“I hope the fathers and mothers of little girls will look at them and say, ‘Yes, women can.'”
Despite not having a checklist when I travel to any one place, EWHA Womans University* was one of the few landmarks I knew I had to make the effort to go to while in Seoul.
Besides being the first modern educational institution for Korean women, it is currently the world’s largest female educational institute.
For those who are less inclined to feminist ideals, EWHA Womans University is also an awesome place to shop.
Hey, haven’t you heard – the place to shop is where all the (poor) university students shop!
Right outside the station, there are already rows and rows of street stalls and shops that cater to the younger crowd in the area. Plus, it’s a women university, which means most of the products are targeted at ladies!
It took so much willpower for me to not bust the bank and shop at the many sales that were happening. I had to resist because I was going to backpack to two other cities post-Seoul, and I couldn’t afford to have too heavy a backpack.
Can you imagine the sheer agony I was in?
Thankfully, as I was mentally resisting the allure of beauty, I came across a snaking queue outside this bagel shop. Hey, if there’s one thing that can take my mind off shopping, it’s food.
I’ve never actually heard of Queen’s Bagel, but the long queue of university students had to mean that it was good, right?
It didn’t hurt that the man at the counter was pleasant to look at. 🙂
I’m not a big fan of bagels, but with the wide spread of cream cheese available, I couldn’t resist.
I got myself one with earl grey cream cheese, and the cashier wrote out my name in Hanggul – which really was a small but sweet gesture.
With bagel in hand, I entered the university with as much gusto as I could muster. Truth be told, I miss being an undergrad – who doesn’t?
All those times
being late rushing for morning classes, travelling from one block to another, stalking empty tables to do work, complaining about never-ending research and essay-writing. Ah, good times.
I was excited to explore the Social Sciences and Education faculty blocks of the campus, until something else caught my eye and threw my initial plan out the window.
The 4th Arab Film Festival was going on the very day I was visiting, and if anything, films and culture are two of my favourite things. It was just my luck!
I’ve learnt that films, unlike movies, are meant to make the viewer uncomfortable, to question ideals and value systems, to initiate change.
I entered the hall prepared to receive an education.
Roshmia is a docudrama that tells the story of an elderly Palestinian couple who got into conflict with Israeli authorities over their shack in Roshmia, the last natural valley in Haifa. The couple have been staying in their makeshift shack since 1956, after they were displaced from their original town. The municipality plans to build a road across the valley to connect the Mediterranean to Mount Carmel – which requires the demolition of the couple’s home and force them to find a new home. Aouni, their sponsor, acts as a middleman between them and the municipality and attempts to secure a compensation for them. However, the negotiations lead to tension amongst the three, as each have different expectations.

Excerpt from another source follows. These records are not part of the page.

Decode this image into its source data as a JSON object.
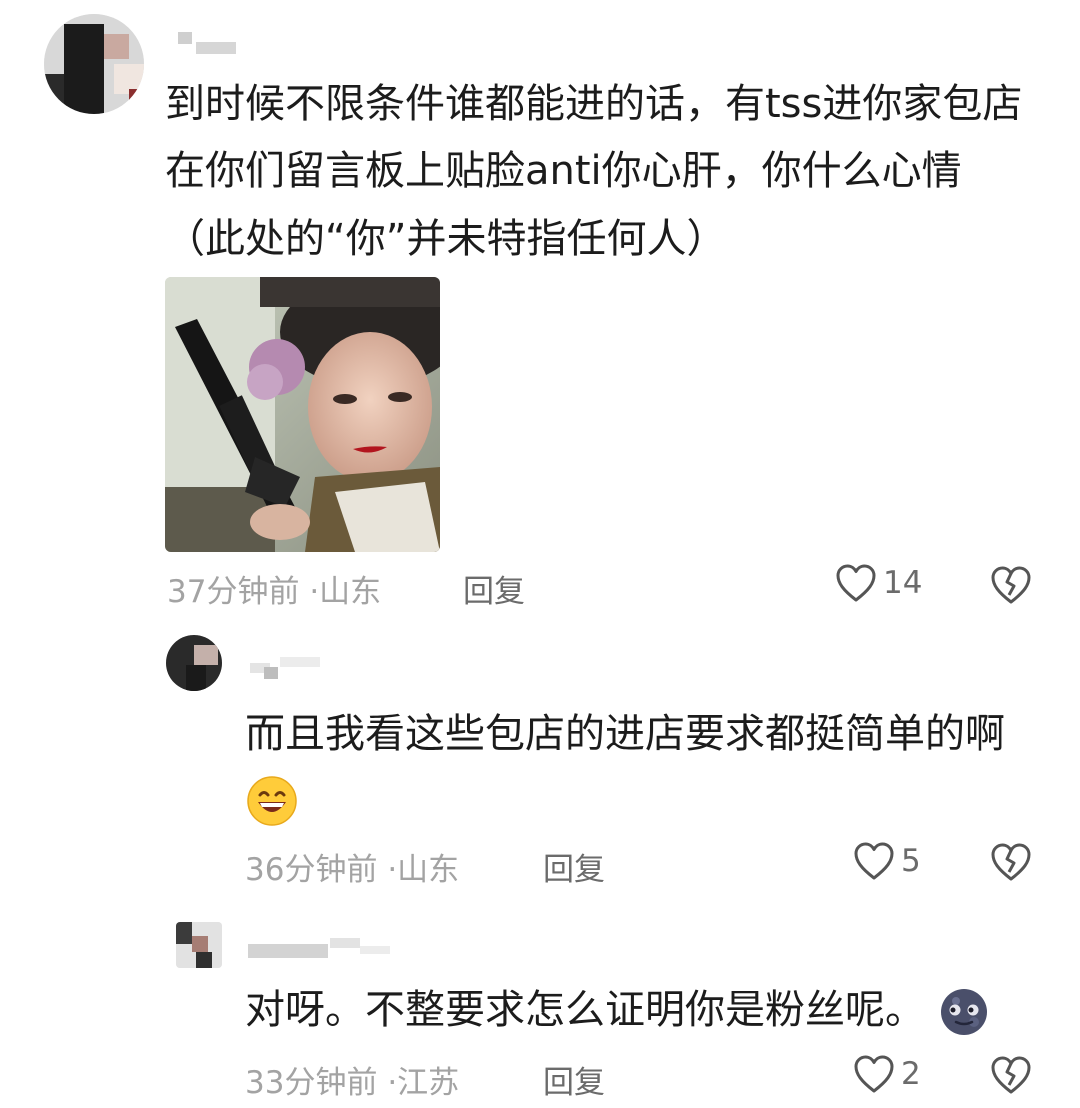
{
  "comments": [
    {
      "lines": [
        "到时候不限条件谁都能进的话，有tss进你家包店",
        "在你们留言板上贴脸anti你心肝，你什么心情",
        "（此处的“你”并未特指任何人）"
      ],
      "time": "37分钟前",
      "location": "山东",
      "reply_label": "回复",
      "like_count": "14",
      "media_image": "drama-still-woman-holding-gun"
    },
    {
      "lines": [
        "而且我看这些包店的进店要求都挺简单的啊"
      ],
      "emoji": "grinning-sweat-emoji",
      "time": "36分钟前",
      "location": "山东",
      "reply_label": "回复",
      "like_count": "5"
    },
    {
      "lines": [
        "对呀。不整要求怎么证明你是粉丝呢。"
      ],
      "emoji": "new-moon-face-emoji",
      "time": "33分钟前",
      "location": "江苏",
      "reply_label": "回复",
      "like_count": "2"
    }
  ],
  "meta_separator": "·",
  "icons": {
    "like": "heart-outline-icon",
    "dislike": "broken-heart-icon"
  },
  "colors": {
    "text": "#1c1c1c",
    "meta": "#a3a3a3",
    "action": "#6b6b6b"
  }
}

The drama was raw, and the very last scene, where the authorities bulldozed the couple’s shack right in front of their eyes and them breaking down in anger and agony, broke me. The processes that allow people to be reduced to mere numbers, memories and respect to be cast down the drain, and human spirits to be broken, left me feeling despair.
What hit me worse was the understanding that this docudrama was based on real-life, and that such bastardizations to the human race is a daily occurrence in many places around the world.

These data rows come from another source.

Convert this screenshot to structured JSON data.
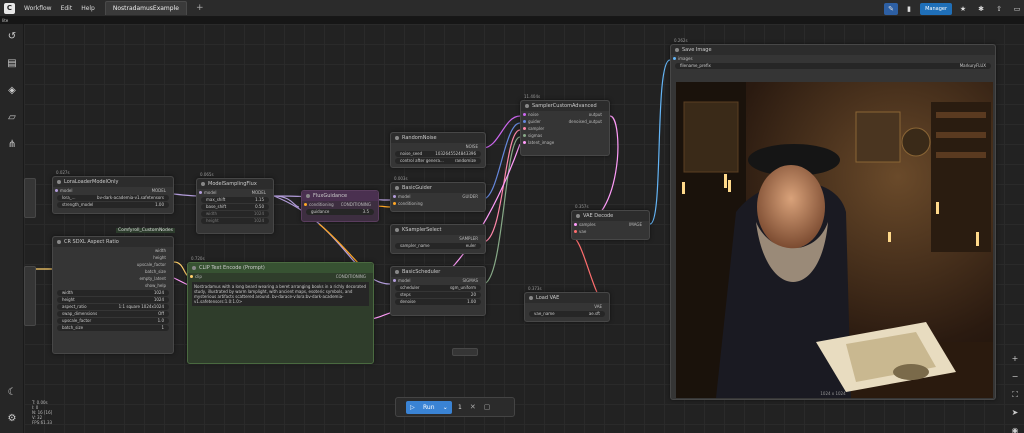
{
  "menu": {
    "workflow": "Workflow",
    "edit": "Edit",
    "help": "Help"
  },
  "tab": {
    "label": "NostradamusExample",
    "add": "+"
  },
  "toolbar": {
    "manager": "Manager"
  },
  "subbar": {
    "label": "lite"
  },
  "nodes": {
    "lora": {
      "badge": "0.027s",
      "title": "LoraLoaderModelOnly",
      "in_model": "model",
      "out_model": "MODEL",
      "lora_name": "lora_...",
      "lora_value": "bv-dark-academia-v1.safetensors",
      "strength_label": "strength_model",
      "strength_value": "1.00"
    },
    "sampling": {
      "badge": "0.065s",
      "title": "ModelSamplingFlux",
      "in_model": "model",
      "out_model": "MODEL",
      "w1": "max_shift",
      "v1": "1.15",
      "w2": "base_shift",
      "v2": "0.50",
      "w3": "width",
      "v3": "1024",
      "w4": "height",
      "v4": "1024"
    },
    "guidance": {
      "title": "FluxGuidance",
      "in": "conditioning",
      "out": "CONDITIONING",
      "w": "guidance",
      "v": "3.5"
    },
    "noise": {
      "title": "RandomNoise",
      "out": "NOISE",
      "w1": "noise_seed",
      "v1": "1032645524843396",
      "w2": "control after genera...",
      "v2": "randomize"
    },
    "guider": {
      "badge": "0.003s",
      "title": "BasicGuider",
      "in1": "model",
      "in2": "conditioning",
      "out": "GUIDER"
    },
    "ksampler": {
      "title": "KSamplerSelect",
      "out": "SAMPLER",
      "w": "sampler_name",
      "v": "euler"
    },
    "scheduler": {
      "title": "BasicScheduler",
      "in": "model",
      "out": "SIGMAS",
      "w1": "scheduler",
      "v1": "sgm_uniform",
      "w2": "steps",
      "v2": "20",
      "w3": "denoise",
      "v3": "1.00"
    },
    "sca": {
      "badge": "11.404s",
      "title": "SamplerCustomAdvanced",
      "in1": "noise",
      "in2": "guider",
      "in3": "sampler",
      "in4": "sigmas",
      "in5": "latent_image",
      "out1": "output",
      "out2": "denoised_output"
    },
    "vaedecode": {
      "badge": "0.357s",
      "title": "VAE Decode",
      "in1": "samples",
      "in2": "vae",
      "out": "IMAGE"
    },
    "vaeload": {
      "badge": "0.373s",
      "title": "Load VAE",
      "out": "VAE",
      "w": "vae_name",
      "v": "ae.sft"
    },
    "save": {
      "badge": "0.262s",
      "title": "Save Image",
      "in": "images",
      "w": "filename_prefix",
      "v": "MarkuryFLUX",
      "caption": "1024 x 1024"
    },
    "aspect": {
      "title": "CR SDXL Aspect Ratio",
      "o1": "width",
      "o2": "height",
      "o3": "upscale_factor",
      "o4": "batch_size",
      "o5": "empty_latent",
      "o6": "show_help",
      "w1": "width",
      "v1": "1024",
      "w2": "height",
      "v2": "1024",
      "w3": "aspect_ratio",
      "v3": "1:1 square 1024x1024",
      "w4": "swap_dimensions",
      "v4": "Off",
      "w5": "upscale_factor",
      "v5": "1.0",
      "w6": "batch_size",
      "v6": "1"
    },
    "clip": {
      "badge": "0.720s",
      "title": "CLIP Text Encode (Prompt)",
      "in": "clip",
      "out": "CONDITIONING",
      "text": "Nostradamus with a long beard wearing a beret arranging books in a richly decorated study, illustrated by warm lamplight, with ancient maps, esoteric symbols, and mysterious artifacts scattered around. bv-darace-v:lora:bv-dark-academia-v1.safetensors:1.0:1.0>"
    }
  },
  "group": {
    "label": "Comfyroll_CustomNodes"
  },
  "runbar": {
    "run": "Run",
    "count": "1"
  },
  "bottom_info": {
    "l1": "T: 0.00s",
    "l2": "I: 0",
    "l3": "N: 16 [16]",
    "l4": "V: 32",
    "l5": "FPS:61.33"
  },
  "colors": {
    "accent": "#3a83d4",
    "wire_model": "#b39ddb",
    "wire_cond": "#ffa726",
    "wire_latent": "#ff9cf9",
    "wire_image": "#64b5f6",
    "wire_vae": "#ff6e6e"
  }
}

What are we doing to each other?
I couldn’t shake off the sadness after the film, so I walked around and found a nice little cafe to zone out and recalibrate.
The cafe reminded me of Starbucks at NUS’ University Town, except that instead of sipping Green Tea Soy Latte and pouring over Linguistic readings, I was treating myself to a nice cup of blueberry bingsu and reading Invictus.
I would say that it was a beautiful counterbalance, to have Invictus as my reading companion during this trip. Right after watching Roshmia, I came across this powerful quote in Invictus:
Forgiveness liberates the soul. It removes fear. That is why it is such a powerful weapon.
It reminded me that no matter how dire the circumstances, it still really is up to us as individuals to react. Do we allow the waves to drown us, or to let it cleanse us right as we are rising above it?
It was the perfect reminder for me as I continued my journey through South Korea.
I am the master of my fate – I am the captain of my soul. – Invictus
*I’ve checked multiple sources and it really is Womans instead of Women. I kept wanting to change it, booo, but it’s a special noun, so oh well. Job hazard for an English teacher! 😛
Lots of love,